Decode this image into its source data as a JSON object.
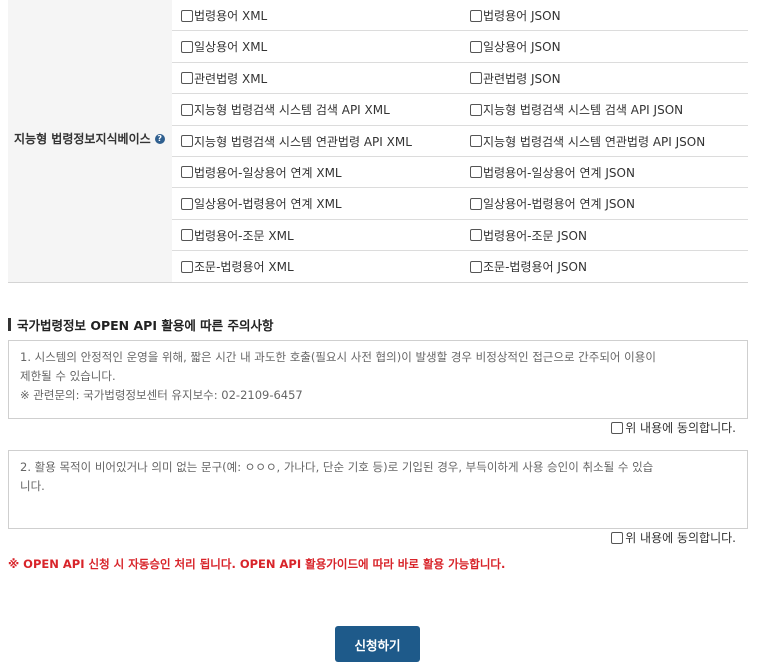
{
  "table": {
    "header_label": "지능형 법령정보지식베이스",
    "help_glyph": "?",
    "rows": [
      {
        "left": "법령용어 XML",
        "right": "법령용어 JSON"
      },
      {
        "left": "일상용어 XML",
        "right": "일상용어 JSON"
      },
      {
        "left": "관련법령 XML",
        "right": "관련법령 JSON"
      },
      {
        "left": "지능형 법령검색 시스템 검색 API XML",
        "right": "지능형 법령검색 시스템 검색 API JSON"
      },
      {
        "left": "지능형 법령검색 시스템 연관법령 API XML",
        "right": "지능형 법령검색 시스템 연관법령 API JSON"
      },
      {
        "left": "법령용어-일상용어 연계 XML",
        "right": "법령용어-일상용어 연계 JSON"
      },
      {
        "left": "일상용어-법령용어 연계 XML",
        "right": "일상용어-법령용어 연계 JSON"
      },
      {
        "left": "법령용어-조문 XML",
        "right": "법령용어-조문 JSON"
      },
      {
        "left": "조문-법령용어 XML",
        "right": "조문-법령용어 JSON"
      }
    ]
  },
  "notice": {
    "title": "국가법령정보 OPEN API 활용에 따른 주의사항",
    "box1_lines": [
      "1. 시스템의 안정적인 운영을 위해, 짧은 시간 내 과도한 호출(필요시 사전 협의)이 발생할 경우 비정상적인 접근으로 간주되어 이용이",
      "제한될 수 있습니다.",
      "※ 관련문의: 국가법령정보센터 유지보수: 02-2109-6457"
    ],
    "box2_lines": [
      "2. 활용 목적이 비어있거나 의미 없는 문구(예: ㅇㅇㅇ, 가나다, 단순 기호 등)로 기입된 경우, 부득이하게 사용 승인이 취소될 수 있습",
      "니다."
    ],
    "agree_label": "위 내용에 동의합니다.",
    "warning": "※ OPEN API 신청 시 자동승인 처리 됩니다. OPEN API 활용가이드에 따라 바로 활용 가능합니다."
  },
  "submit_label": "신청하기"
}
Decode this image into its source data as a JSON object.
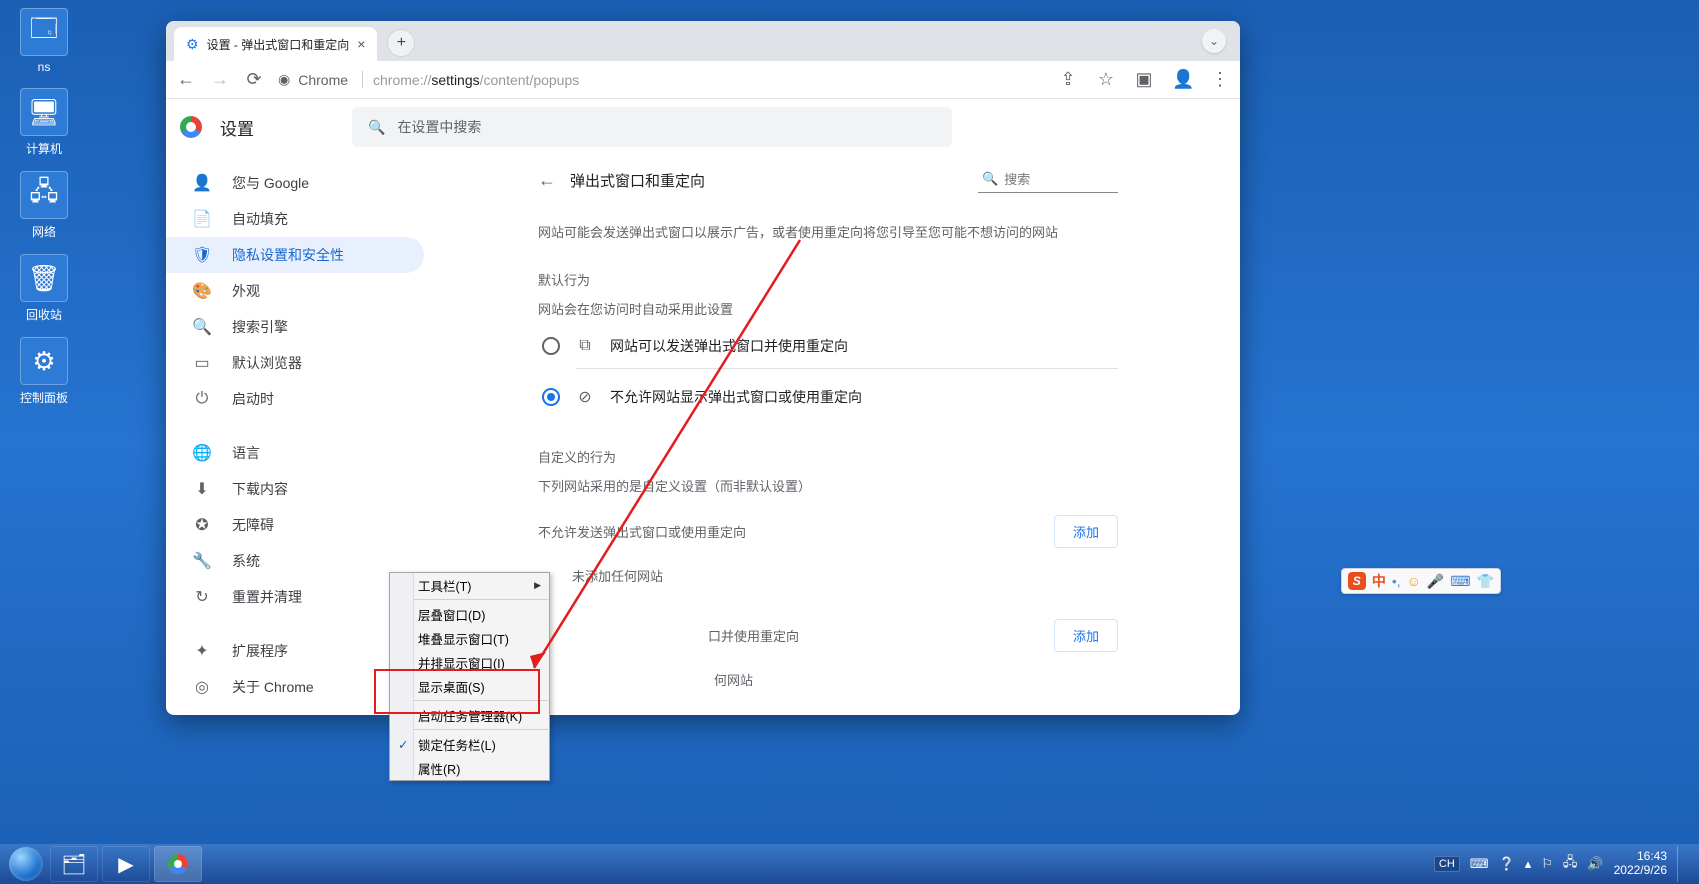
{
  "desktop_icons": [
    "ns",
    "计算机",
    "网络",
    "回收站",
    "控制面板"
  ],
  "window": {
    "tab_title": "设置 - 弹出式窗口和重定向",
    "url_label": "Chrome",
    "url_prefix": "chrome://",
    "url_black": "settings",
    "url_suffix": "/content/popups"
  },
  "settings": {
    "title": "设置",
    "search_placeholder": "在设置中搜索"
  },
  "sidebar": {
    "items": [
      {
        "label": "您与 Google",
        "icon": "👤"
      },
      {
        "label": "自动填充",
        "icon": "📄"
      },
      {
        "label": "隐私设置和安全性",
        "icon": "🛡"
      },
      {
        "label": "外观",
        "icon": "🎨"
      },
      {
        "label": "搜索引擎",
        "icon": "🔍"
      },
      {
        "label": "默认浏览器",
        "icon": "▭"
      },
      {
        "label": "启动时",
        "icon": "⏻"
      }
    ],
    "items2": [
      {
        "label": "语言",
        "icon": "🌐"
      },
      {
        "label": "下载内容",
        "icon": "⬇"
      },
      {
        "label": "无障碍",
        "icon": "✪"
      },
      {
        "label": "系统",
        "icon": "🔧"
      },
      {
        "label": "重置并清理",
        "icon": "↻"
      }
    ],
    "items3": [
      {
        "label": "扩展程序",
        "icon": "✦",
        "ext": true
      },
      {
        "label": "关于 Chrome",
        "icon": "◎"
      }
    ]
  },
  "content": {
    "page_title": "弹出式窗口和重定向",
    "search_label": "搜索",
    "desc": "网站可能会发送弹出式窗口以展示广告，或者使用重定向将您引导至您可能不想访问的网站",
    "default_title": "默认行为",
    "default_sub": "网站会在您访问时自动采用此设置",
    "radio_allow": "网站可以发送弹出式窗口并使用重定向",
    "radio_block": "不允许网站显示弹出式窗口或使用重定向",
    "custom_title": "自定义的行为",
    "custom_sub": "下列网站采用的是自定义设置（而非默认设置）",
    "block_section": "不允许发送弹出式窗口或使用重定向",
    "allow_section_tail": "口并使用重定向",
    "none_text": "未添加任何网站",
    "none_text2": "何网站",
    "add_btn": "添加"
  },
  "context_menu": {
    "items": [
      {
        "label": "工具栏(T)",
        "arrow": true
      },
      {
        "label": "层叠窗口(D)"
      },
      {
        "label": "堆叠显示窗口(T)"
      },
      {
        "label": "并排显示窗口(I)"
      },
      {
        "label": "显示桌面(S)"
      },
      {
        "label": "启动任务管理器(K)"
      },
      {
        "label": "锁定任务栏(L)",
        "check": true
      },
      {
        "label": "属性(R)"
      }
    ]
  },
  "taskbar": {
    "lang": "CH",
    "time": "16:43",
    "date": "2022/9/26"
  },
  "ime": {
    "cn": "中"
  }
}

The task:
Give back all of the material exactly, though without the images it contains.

Answer to this exercise:
Decode this image into its source data as a JSON object.
{
  "table": {
    "header_label": "지능형 법령정보지식베이스",
    "help_glyph": "?",
    "rows": [
      {
        "left": "법령용어 XML",
        "right": "법령용어 JSON"
      },
      {
        "left": "일상용어 XML",
        "right": "일상용어 JSON"
      },
      {
        "left": "관련법령 XML",
        "right": "관련법령 JSON"
      },
      {
        "left": "지능형 법령검색 시스템 검색 API XML",
        "right": "지능형 법령검색 시스템 검색 API JSON"
      },
      {
        "left": "지능형 법령검색 시스템 연관법령 API XML",
        "right": "지능형 법령검색 시스템 연관법령 API JSON"
      },
      {
        "left": "법령용어-일상용어 연계 XML",
        "right": "법령용어-일상용어 연계 JSON"
      },
      {
        "left": "일상용어-법령용어 연계 XML",
        "right": "일상용어-법령용어 연계 JSON"
      },
      {
        "left": "법령용어-조문 XML",
        "right": "법령용어-조문 JSON"
      },
      {
        "left": "조문-법령용어 XML",
        "right": "조문-법령용어 JSON"
      }
    ]
  },
  "notice": {
    "title": "국가법령정보 OPEN API 활용에 따른 주의사항",
    "box1_lines": [
      "1. 시스템의 안정적인 운영을 위해, 짧은 시간 내 과도한 호출(필요시 사전 협의)이 발생할 경우 비정상적인 접근으로 간주되어 이용이",
      "제한될 수 있습니다.",
      "※ 관련문의: 국가법령정보센터 유지보수: 02-2109-6457"
    ],
    "box2_lines": [
      "2. 활용 목적이 비어있거나 의미 없는 문구(예: ㅇㅇㅇ, 가나다, 단순 기호 등)로 기입된 경우, 부득이하게 사용 승인이 취소될 수 있습",
      "니다."
    ],
    "agree_label": "위 내용에 동의합니다.",
    "warning": "※ OPEN API 신청 시 자동승인 처리 됩니다. OPEN API 활용가이드에 따라 바로 활용 가능합니다."
  },
  "submit_label": "신청하기"
}
Decode this image into its source data as a JSON object.
{
  "desktop_icons": [
    "ns",
    "计算机",
    "网络",
    "回收站",
    "控制面板"
  ],
  "window": {
    "tab_title": "设置 - 弹出式窗口和重定向",
    "url_label": "Chrome",
    "url_prefix": "chrome://",
    "url_black": "settings",
    "url_suffix": "/content/popups"
  },
  "settings": {
    "title": "设置",
    "search_placeholder": "在设置中搜索"
  },
  "sidebar": {
    "items": [
      {
        "label": "您与 Google",
        "icon": "👤"
      },
      {
        "label": "自动填充",
        "icon": "📄"
      },
      {
        "label": "隐私设置和安全性",
        "icon": "🛡"
      },
      {
        "label": "外观",
        "icon": "🎨"
      },
      {
        "label": "搜索引擎",
        "icon": "🔍"
      },
      {
        "label": "默认浏览器",
        "icon": "▭"
      },
      {
        "label": "启动时",
        "icon": "⏻"
      }
    ],
    "items2": [
      {
        "label": "语言",
        "icon": "🌐"
      },
      {
        "label": "下载内容",
        "icon": "⬇"
      },
      {
        "label": "无障碍",
        "icon": "✪"
      },
      {
        "label": "系统",
        "icon": "🔧"
      },
      {
        "label": "重置并清理",
        "icon": "↻"
      }
    ],
    "items3": [
      {
        "label": "扩展程序",
        "icon": "✦",
        "ext": true
      },
      {
        "label": "关于 Chrome",
        "icon": "◎"
      }
    ]
  },
  "content": {
    "page_title": "弹出式窗口和重定向",
    "search_label": "搜索",
    "desc": "网站可能会发送弹出式窗口以展示广告，或者使用重定向将您引导至您可能不想访问的网站",
    "default_title": "默认行为",
    "default_sub": "网站会在您访问时自动采用此设置",
    "radio_allow": "网站可以发送弹出式窗口并使用重定向",
    "radio_block": "不允许网站显示弹出式窗口或使用重定向",
    "custom_title": "自定义的行为",
    "custom_sub": "下列网站采用的是自定义设置（而非默认设置）",
    "block_section": "不允许发送弹出式窗口或使用重定向",
    "allow_section_tail": "口并使用重定向",
    "none_text": "未添加任何网站",
    "none_text2": "何网站",
    "add_btn": "添加"
  },
  "context_menu": {
    "items": [
      {
        "label": "工具栏(T)",
        "arrow": true
      },
      {
        "label": "层叠窗口(D)"
      },
      {
        "label": "堆叠显示窗口(T)"
      },
      {
        "label": "并排显示窗口(I)"
      },
      {
        "label": "显示桌面(S)"
      },
      {
        "label": "启动任务管理器(K)"
      },
      {
        "label": "锁定任务栏(L)",
        "check": true
      },
      {
        "label": "属性(R)"
      }
    ]
  },
  "taskbar": {
    "lang": "CH",
    "time": "16:43",
    "date": "2022/9/26"
  },
  "ime": {
    "cn": "中"
  }
}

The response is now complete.